Tally the lines of the records that contain the string "Windows", then give the total and nothing more.

[Element data from apps and pages]
※ ※ ※
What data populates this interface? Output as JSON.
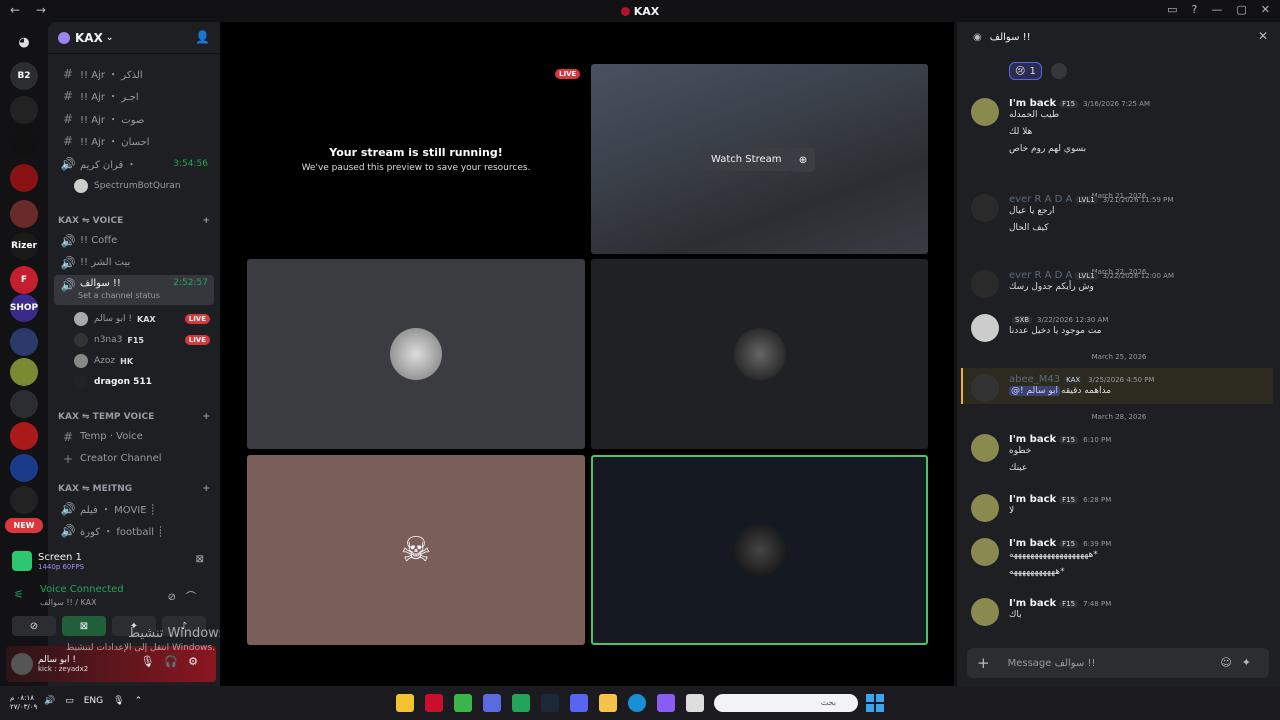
{
  "window": {
    "title": "KAX"
  },
  "rail": {
    "servers": [
      {
        "label": "B2",
        "color": "#2b2d31"
      },
      {
        "label": "",
        "color": "#222"
      },
      {
        "label": "",
        "color": "#111"
      },
      {
        "label": "",
        "color": "#8b1212",
        "badge": "1"
      },
      {
        "label": "",
        "color": "#6a2a2a",
        "badge": "2"
      },
      {
        "label": "Rizer",
        "color": "#1a1a1a"
      },
      {
        "label": "F",
        "color": "#c41f2f"
      },
      {
        "label": "SHOP",
        "color": "#3a2a8a"
      },
      {
        "label": "",
        "color": "#2b3a6a",
        "badge": "9"
      },
      {
        "label": "",
        "color": "#7a8a30"
      },
      {
        "label": "",
        "color": "#2b2d31"
      },
      {
        "label": "",
        "color": "#aa1a1a"
      },
      {
        "label": "",
        "color": "#1a3a8a"
      },
      {
        "label": "",
        "color": "#222",
        "badge": "10"
      }
    ],
    "new_label": "NEW"
  },
  "guild": {
    "name": "KAX"
  },
  "channels": {
    "top": [
      {
        "icon": "#",
        "name": "!! Ajr ・ الذكر",
        "bold": "Ajr"
      },
      {
        "icon": "#",
        "name": "!! Ajr ・ اجـر"
      },
      {
        "icon": "#",
        "name": "!! Ajr ・ صوت"
      },
      {
        "icon": "#",
        "name": "!! Ajr ・ احسان"
      },
      {
        "icon": "🔊",
        "name": "قران كريم ・",
        "timer": "3:54:56"
      }
    ],
    "bot": "SpectrumBotQuran",
    "cat_voice": "KAX ⇋ VOICE",
    "voice": [
      {
        "icon": "🔊",
        "name": "!! Coffe"
      },
      {
        "icon": "🔊",
        "name": "!! بيت الشر"
      }
    ],
    "active": {
      "name": "سوالف !!",
      "timer": "2:52:57",
      "status": "Set a channel status"
    },
    "members": [
      {
        "name": "ابو سالم !",
        "tag": "KAX",
        "live": "LIVE"
      },
      {
        "name": "n3na3",
        "tag": "F15",
        "live": "LIVE"
      },
      {
        "name": "Azoz",
        "tag": "HK"
      },
      {
        "name": "dragon 511"
      }
    ],
    "cat_temp": "KAX ⇋ TEMP VOICE",
    "temp": [
      {
        "icon": "#",
        "name": "Temp · Voice"
      },
      {
        "icon": "+",
        "name": "Creator Channel"
      }
    ],
    "cat_meet": "KAX ⇋ MEITNG",
    "meet": [
      {
        "icon": "🔊",
        "name": "فيلم ・ MOVIE ┊"
      },
      {
        "icon": "🔊",
        "name": "كورة ・ football ┊"
      }
    ]
  },
  "panel": {
    "screen_title": "Screen 1",
    "screen_sub": "1440p 60FPS",
    "voice_connected": "Voice Connected",
    "voice_where": "سوالف !! / KAX",
    "user_name": "ابو سالم !",
    "user_status": "kick : zeyadx2"
  },
  "watermark": {
    "line1": "تنشيط Windows",
    "line2": "انتقل إلى الإعدادات لتنشيط Windows."
  },
  "stage": {
    "live": "LIVE",
    "paused_title": "Your stream is still running!",
    "paused_sub": "We've paused this preview to save your resources.",
    "watch_stream": "Watch Stream"
  },
  "chat": {
    "title": "سوالف !!",
    "reaction_count": "1",
    "messages": [
      {
        "name": "I'm back",
        "tag": "F15",
        "time": "3/16/2026 7:25 AM",
        "lines": [
          "طيب الحمدله",
          "هلا لك",
          "بسوي لهم روم خاص"
        ]
      },
      {
        "divider": "March 21, 2026"
      },
      {
        "name": "ever R A D A",
        "tag": "LVL1",
        "time": "3/21/2026 11:59 PM",
        "lines": [
          "ارجع يا عيال",
          "كيف الحال"
        ]
      },
      {
        "divider": "March 22, 2026"
      },
      {
        "name": "ever R A D A",
        "tag": "LVL1",
        "time": "3/22/2026 12:00 AM",
        "lines": [
          "وش رأيكم جدول رسك"
        ]
      },
      {
        "name": "",
        "tag": "SXB",
        "time": "3/22/2026 12:30 AM",
        "lines": [
          "مت موجود يا دخيل عددنا"
        ]
      },
      {
        "divider": "March 25, 2026"
      },
      {
        "name": "abee_M43",
        "tag": "KAX",
        "time": "3/25/2026 4:50 PM",
        "lines": [
          "مداهمه دقيقه"
        ],
        "mention": "@! ابو سالم"
      },
      {
        "divider": "March 28, 2026"
      },
      {
        "name": "I'm back",
        "tag": "F15",
        "time": "6:10 PM",
        "lines": [
          "خطوه",
          "عينك"
        ]
      },
      {
        "name": "I'm back",
        "tag": "F15",
        "time": "6:28 PM",
        "lines": [
          "لا"
        ]
      },
      {
        "name": "I'm back",
        "tag": "F15",
        "time": "6:39 PM",
        "lines": [
          "هههههههههههههههههههه*",
          "هههههههههههه*"
        ]
      },
      {
        "name": "I'm back",
        "tag": "F15",
        "time": "7:48 PM",
        "lines": [
          "باك"
        ]
      }
    ],
    "placeholder": "Message سوالف !!"
  },
  "taskbar": {
    "time": "٠٨:١٨ م",
    "date": "٢٧/٠٣/٠٩",
    "lang": "ENG",
    "search": "بحث"
  }
}
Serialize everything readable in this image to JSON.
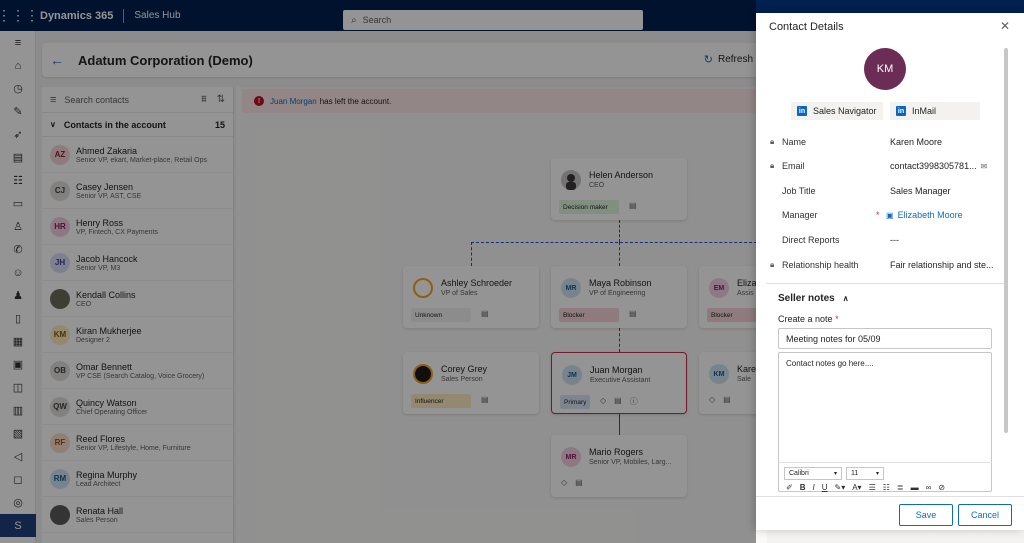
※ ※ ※
REPLY TO THE TASK: 2